(Dataset rows for apps and sites)

- - - -

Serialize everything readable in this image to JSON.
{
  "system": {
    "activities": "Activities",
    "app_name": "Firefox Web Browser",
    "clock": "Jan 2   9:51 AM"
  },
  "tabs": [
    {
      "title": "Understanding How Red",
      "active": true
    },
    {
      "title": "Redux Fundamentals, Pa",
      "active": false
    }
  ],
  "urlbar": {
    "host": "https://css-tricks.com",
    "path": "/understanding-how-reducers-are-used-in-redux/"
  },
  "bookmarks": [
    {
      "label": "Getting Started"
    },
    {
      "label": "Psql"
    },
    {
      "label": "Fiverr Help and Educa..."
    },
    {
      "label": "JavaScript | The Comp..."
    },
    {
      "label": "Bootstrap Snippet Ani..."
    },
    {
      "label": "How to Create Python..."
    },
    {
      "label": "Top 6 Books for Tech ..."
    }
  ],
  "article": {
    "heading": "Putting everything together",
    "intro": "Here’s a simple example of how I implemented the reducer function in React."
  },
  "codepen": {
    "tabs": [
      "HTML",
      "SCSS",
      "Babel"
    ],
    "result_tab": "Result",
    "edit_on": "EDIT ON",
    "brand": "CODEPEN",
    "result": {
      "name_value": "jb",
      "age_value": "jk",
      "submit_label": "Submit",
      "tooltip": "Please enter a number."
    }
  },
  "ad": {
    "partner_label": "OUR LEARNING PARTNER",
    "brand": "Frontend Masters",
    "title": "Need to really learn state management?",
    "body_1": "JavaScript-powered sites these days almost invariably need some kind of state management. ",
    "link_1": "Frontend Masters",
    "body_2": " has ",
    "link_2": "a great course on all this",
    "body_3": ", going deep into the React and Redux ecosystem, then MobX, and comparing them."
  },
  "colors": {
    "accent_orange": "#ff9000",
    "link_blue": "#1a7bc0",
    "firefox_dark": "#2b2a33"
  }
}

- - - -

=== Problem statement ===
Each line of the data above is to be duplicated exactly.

=== Problem solution ===
Serialize everything readable in this image to JSON.
{
  "system": {
    "activities": "Activities",
    "app_name": "Firefox Web Browser",
    "clock": "Jan 2   9:51 AM"
  },
  "tabs": [
    {
      "title": "Understanding How Red",
      "active": true
    },
    {
      "title": "Redux Fundamentals, Pa",
      "active": false
    }
  ],
  "urlbar": {
    "host": "https://css-tricks.com",
    "path": "/understanding-how-reducers-are-used-in-redux/"
  },
  "bookmarks": [
    {
      "label": "Getting Started"
    },
    {
      "label": "Psql"
    },
    {
      "label": "Fiverr Help and Educa..."
    },
    {
      "label": "JavaScript | The Comp..."
    },
    {
      "label": "Bootstrap Snippet Ani..."
    },
    {
      "label": "How to Create Python..."
    },
    {
      "label": "Top 6 Books for Tech ..."
    }
  ],
  "article": {
    "heading": "Putting everything together",
    "intro": "Here’s a simple example of how I implemented the reducer function in React."
  },
  "codepen": {
    "tabs": [
      "HTML",
      "SCSS",
      "Babel"
    ],
    "result_tab": "Result",
    "edit_on": "EDIT ON",
    "brand": "CODEPEN",
    "result": {
      "name_value": "jb",
      "age_value": "jk",
      "submit_label": "Submit",
      "tooltip": "Please enter a number."
    }
  },
  "ad": {
    "partner_label": "OUR LEARNING PARTNER",
    "brand": "Frontend Masters",
    "title": "Need to really learn state management?",
    "body_1": "JavaScript-powered sites these days almost invariably need some kind of state management. ",
    "link_1": "Frontend Masters",
    "body_2": " has ",
    "link_2": "a great course on all this",
    "body_3": ", going deep into the React and Redux ecosystem, then MobX, and comparing them."
  },
  "colors": {
    "accent_orange": "#ff9000",
    "link_blue": "#1a7bc0",
    "firefox_dark": "#2b2a33"
  }
}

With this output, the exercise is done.